── Dataset records ──

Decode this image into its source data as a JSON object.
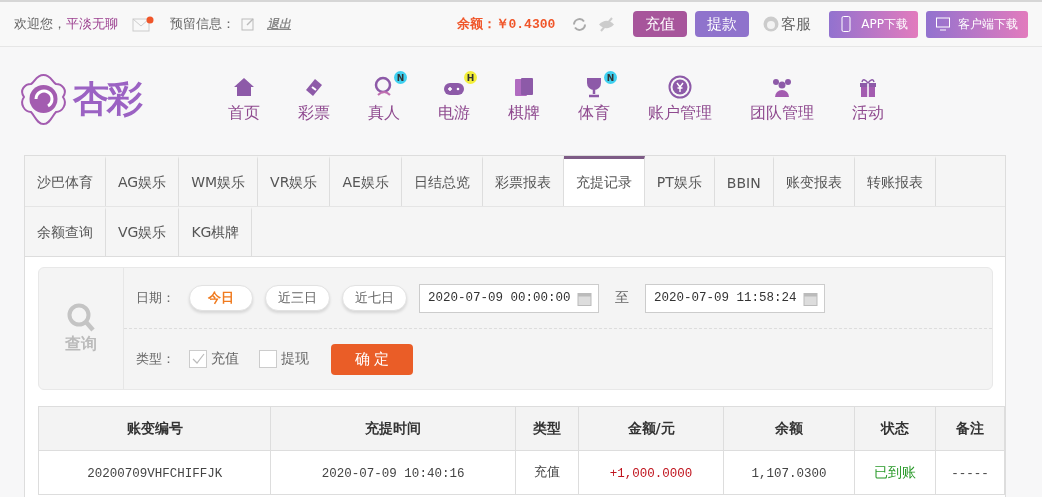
{
  "top_bar": {
    "welcome": "欢迎您，",
    "username": "平淡无聊",
    "has_new_mail": true,
    "reserved_info_label": "预留信息：",
    "logout": "退出",
    "balance_label": "余额：",
    "balance": "￥0.4300",
    "buttons": [
      {
        "label": "充值",
        "kind": "deposit"
      },
      {
        "label": "提款",
        "kind": "withdraw"
      }
    ],
    "service": "客服",
    "downloads": [
      {
        "label": "APP下载",
        "kind": "phone"
      },
      {
        "label": "客户端下载",
        "kind": "desktop"
      }
    ]
  },
  "logo": {
    "text": "杏彩"
  },
  "nav": [
    {
      "label": "首页"
    },
    {
      "label": "彩票"
    },
    {
      "label": "真人",
      "badge": {
        "text": "N",
        "color": "#3fd0f0"
      }
    },
    {
      "label": "电游",
      "badge": {
        "text": "H",
        "color": "#f3ef3a"
      }
    },
    {
      "label": "棋牌"
    },
    {
      "label": "体育",
      "badge": {
        "text": "N",
        "color": "#3fd0f0"
      }
    },
    {
      "label": "账户管理"
    },
    {
      "label": "团队管理"
    },
    {
      "label": "活动"
    }
  ],
  "tab_rows": [
    [
      {
        "label": "沙巴体育",
        "selected": false
      },
      {
        "label": "AG娱乐",
        "selected": false
      },
      {
        "label": "WM娱乐",
        "selected": false
      },
      {
        "label": "VR娱乐",
        "selected": false
      },
      {
        "label": "AE娱乐",
        "selected": false
      },
      {
        "label": "日结总览",
        "selected": false
      },
      {
        "label": "彩票报表",
        "selected": false
      },
      {
        "label": "充提记录",
        "selected": true
      },
      {
        "label": "PT娱乐",
        "selected": false
      },
      {
        "label": "BBIN",
        "selected": false
      },
      {
        "label": "账变报表",
        "selected": false
      },
      {
        "label": "转账报表",
        "selected": false
      }
    ],
    [
      {
        "label": "余额查询",
        "selected": false
      },
      {
        "label": "VG娱乐",
        "selected": false
      },
      {
        "label": "KG棋牌",
        "selected": false
      }
    ]
  ],
  "query": {
    "title": "查询",
    "date_label": "日期：",
    "ranges": [
      {
        "label": "今日",
        "selected": true
      },
      {
        "label": "近三日",
        "selected": false
      },
      {
        "label": "近七日",
        "selected": false
      }
    ],
    "start": "2020-07-09 00:00:00",
    "to": "至",
    "end": "2020-07-09 11:58:24",
    "type_label": "类型：",
    "types": [
      {
        "label": "充值",
        "checked": true
      },
      {
        "label": "提现",
        "checked": false
      }
    ],
    "confirm": "确 定"
  },
  "table": {
    "columns": [
      "账变编号",
      "充提时间",
      "类型",
      "金额/元",
      "余额",
      "状态",
      "备注"
    ],
    "rows": [
      {
        "id": "20200709VHFCHIFFJK",
        "time": "2020-07-09 10:40:16",
        "type": "充值",
        "amount": "+1,000.0000",
        "balance": "1,107.0300",
        "status": "已到账",
        "note": "-----"
      }
    ]
  }
}
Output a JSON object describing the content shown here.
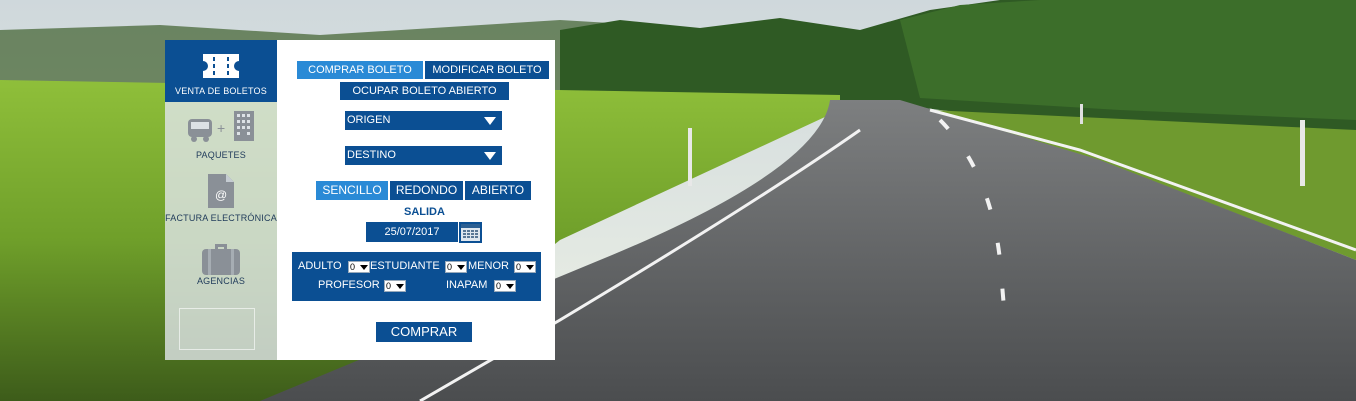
{
  "sidebar": {
    "items": [
      {
        "label": "VENTA DE BOLETOS",
        "icon": "ticket-icon"
      },
      {
        "label": "PAQUETES",
        "icon": "bus-hotel-icon"
      },
      {
        "label": "FACTURA ELECTRÓNICA",
        "icon": "invoice-file-icon"
      },
      {
        "label": "AGENCIAS",
        "icon": "briefcase-icon"
      }
    ]
  },
  "tabs": {
    "comprar": "COMPRAR BOLETO",
    "modificar": "MODIFICAR BOLETO",
    "ocupar": "OCUPAR BOLETO ABIERTO"
  },
  "form": {
    "origen": "ORIGEN",
    "destino": "DESTINO",
    "trip_types": [
      "SENCILLO",
      "REDONDO",
      "ABIERTO"
    ],
    "salida_label": "SALIDA",
    "salida_date": "25/07/2017",
    "passengers": {
      "adulto": {
        "label": "ADULTO",
        "value": "0"
      },
      "estudiante": {
        "label": "ESTUDIANTE",
        "value": "0"
      },
      "menor": {
        "label": "MENOR",
        "value": "0"
      },
      "profesor": {
        "label": "PROFESOR",
        "value": "0"
      },
      "inapam": {
        "label": "INAPAM",
        "value": "0"
      }
    },
    "buy_label": "COMPRAR"
  },
  "colors": {
    "primary": "#0b4f93",
    "active_tab": "#2a8ad6",
    "sidebar_bg": "#e1e6eb"
  }
}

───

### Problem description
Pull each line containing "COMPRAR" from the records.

### Task result
    "comprar": "COMPRAR BOLETO",
    "buy_label": "COMPRAR"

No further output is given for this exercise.